**Work item:**
Could you please repeat the entries below word for word, with the images left out?

───── Data to process ─────

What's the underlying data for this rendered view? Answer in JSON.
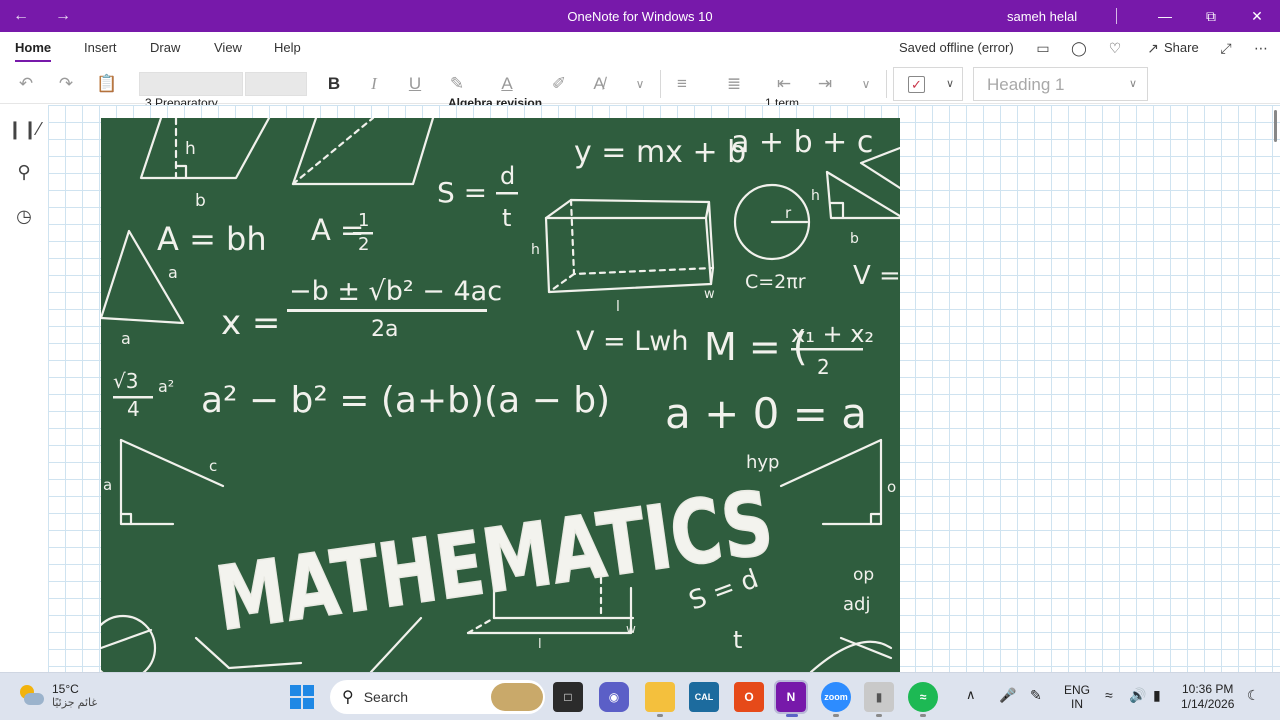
{
  "titlebar": {
    "title": "OneNote for Windows 10",
    "user": "sameh helal",
    "back_icon": "arrow-left-icon",
    "forward_icon": "arrow-right-icon",
    "accent": "#7719aa"
  },
  "tabs": [
    {
      "label": "Home"
    },
    {
      "label": "Insert"
    },
    {
      "label": "Draw"
    },
    {
      "label": "View"
    },
    {
      "label": "Help"
    }
  ],
  "status": "Saved offline (error)",
  "share_label": "Share",
  "toolbar": {
    "font_name": "",
    "font_size": "",
    "style": "Heading 1"
  },
  "page": {
    "cut_texts": [
      "3   Preparatory",
      "Algebra revision",
      "1   term"
    ]
  },
  "board": {
    "bg": "#2f5d3e",
    "formulas": {
      "line": "y = mx + b",
      "sum": "a + b + c",
      "speed": "S =",
      "speed_num": "d",
      "speed_den": "t",
      "area_para": "A = bh",
      "area_half": "A =",
      "half_num": "1",
      "half_den": "2",
      "quad_lhs": "x =",
      "quad_num": "−b ± √b² − 4ac",
      "quad_den": "2a",
      "circle": "C=2πr",
      "volume": "V = Lwh",
      "v_partial": "V =",
      "mid": "M = (",
      "mid_num": "x₁ + x₂",
      "mid_den": "2",
      "diff_sq": "a² − b² = (a+b)(a − b)",
      "sqrt3_num": "√3",
      "sqrt3_den": "4",
      "a_sq": "a²",
      "identity": "a + 0 = a",
      "hyp": "hyp",
      "op": "op",
      "adj": "adj",
      "title": "MATHEMATICS",
      "speed2": "S = d",
      "speed2_den": "t"
    },
    "labels": {
      "h": "h",
      "b": "b",
      "a": "a",
      "c": "c",
      "w": "w",
      "l": "l",
      "r": "r",
      "o": "o"
    }
  },
  "taskbar": {
    "weather_temp": "15°C",
    "weather_cond": "غائم جزئيًا",
    "search_placeholder": "Search",
    "lang1": "ENG",
    "lang2": "IN",
    "time": "10:36 PM",
    "date": "1/14/2026"
  }
}
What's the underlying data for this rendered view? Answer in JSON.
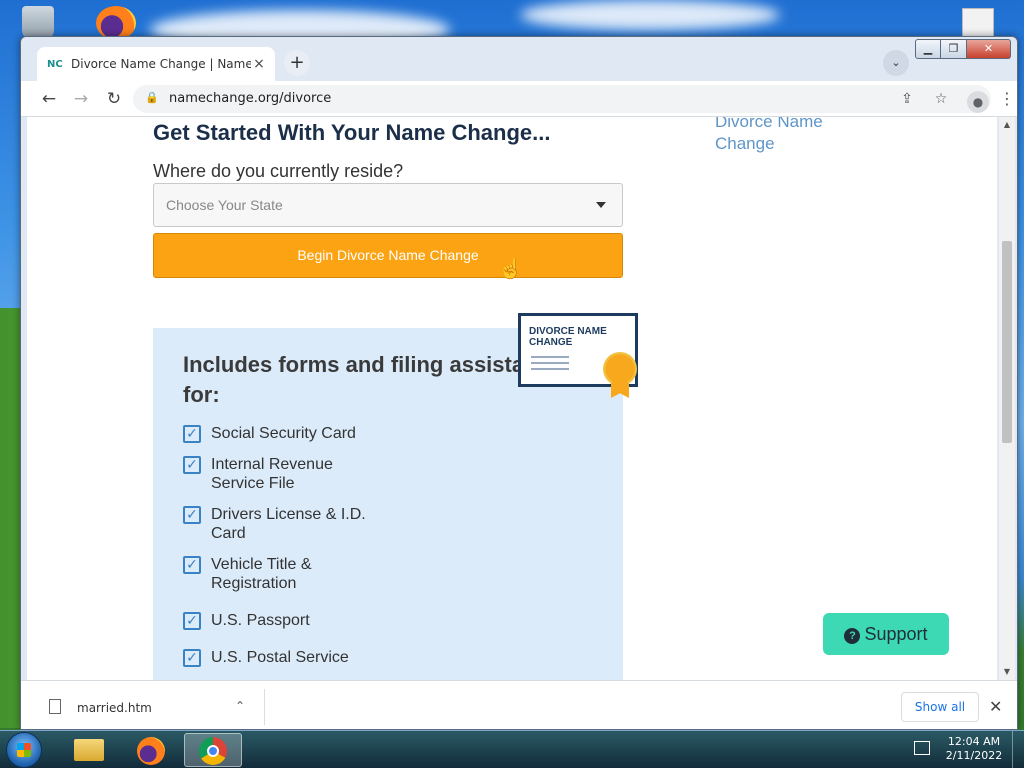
{
  "browser": {
    "tab_favicon": "NC",
    "tab_title": "Divorce Name Change | NameCh",
    "tab_close": "×",
    "new_tab": "+",
    "url": "namechange.org/divorce"
  },
  "page": {
    "heading": "Get Started With Your Name Change...",
    "side_link": "Divorce Name Change",
    "question": "Where do you currently reside?",
    "state_select": {
      "placeholder": "Choose Your State"
    },
    "begin_button": "Begin Divorce Name Change",
    "panel": {
      "title": "Includes forms and filing assista for:",
      "certificate_text": "DIVORCE NAME CHANGE",
      "features": [
        "Social Security Card",
        "Internal Revenue Service File",
        "Drivers License & I.D. Card",
        "Vehicle Title & Registration",
        "U.S. Passport",
        "U.S. Postal Service"
      ]
    },
    "support_button": "Support"
  },
  "downloads": {
    "file": "married.htm",
    "show_all": "Show all"
  },
  "taskbar": {
    "time": "12:04 AM",
    "date": "2/11/2022"
  }
}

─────

**Response:**
What's the underlying data for this rendered view? Answer in JSON.
{
  "titlebar": {
    "title": "OneNote for Windows 10",
    "user": "sameh helal",
    "back_icon": "arrow-left-icon",
    "forward_icon": "arrow-right-icon",
    "accent": "#7719aa"
  },
  "tabs": [
    {
      "label": "Home"
    },
    {
      "label": "Insert"
    },
    {
      "label": "Draw"
    },
    {
      "label": "View"
    },
    {
      "label": "Help"
    }
  ],
  "status": "Saved offline (error)",
  "share_label": "Share",
  "toolbar": {
    "font_name": "",
    "font_size": "",
    "style": "Heading 1"
  },
  "page": {
    "cut_texts": [
      "3   Preparatory",
      "Algebra revision",
      "1   term"
    ]
  },
  "board": {
    "bg": "#2f5d3e",
    "formulas": {
      "line": "y = mx + b",
      "sum": "a + b + c",
      "speed": "S =",
      "speed_num": "d",
      "speed_den": "t",
      "area_para": "A = bh",
      "area_half": "A =",
      "half_num": "1",
      "half_den": "2",
      "quad_lhs": "x =",
      "quad_num": "−b ± √b² − 4ac",
      "quad_den": "2a",
      "circle": "C=2πr",
      "volume": "V = Lwh",
      "v_partial": "V =",
      "mid": "M = (",
      "mid_num": "x₁ + x₂",
      "mid_den": "2",
      "diff_sq": "a² − b² = (a+b)(a − b)",
      "sqrt3_num": "√3",
      "sqrt3_den": "4",
      "a_sq": "a²",
      "identity": "a + 0 = a",
      "hyp": "hyp",
      "op": "op",
      "adj": "adj",
      "title": "MATHEMATICS",
      "speed2": "S = d",
      "speed2_den": "t"
    },
    "labels": {
      "h": "h",
      "b": "b",
      "a": "a",
      "c": "c",
      "w": "w",
      "l": "l",
      "r": "r",
      "o": "o"
    }
  },
  "taskbar": {
    "weather_temp": "15°C",
    "weather_cond": "غائم جزئيًا",
    "search_placeholder": "Search",
    "lang1": "ENG",
    "lang2": "IN",
    "time": "10:36 PM",
    "date": "1/14/2026"
  }
}
What's the underlying data for this rendered view? Answer in JSON.
{
  "browser": {
    "tab_favicon": "NC",
    "tab_title": "Divorce Name Change | NameCh",
    "tab_close": "×",
    "new_tab": "+",
    "url": "namechange.org/divorce"
  },
  "page": {
    "heading": "Get Started With Your Name Change...",
    "side_link": "Divorce Name Change",
    "question": "Where do you currently reside?",
    "state_select": {
      "placeholder": "Choose Your State"
    },
    "begin_button": "Begin Divorce Name Change",
    "panel": {
      "title": "Includes forms and filing assista for:",
      "certificate_text": "DIVORCE NAME CHANGE",
      "features": [
        "Social Security Card",
        "Internal Revenue Service File",
        "Drivers License & I.D. Card",
        "Vehicle Title & Registration",
        "U.S. Passport",
        "U.S. Postal Service"
      ]
    },
    "support_button": "Support"
  },
  "downloads": {
    "file": "married.htm",
    "show_all": "Show all"
  },
  "taskbar": {
    "time": "12:04 AM",
    "date": "2/11/2022"
  }
}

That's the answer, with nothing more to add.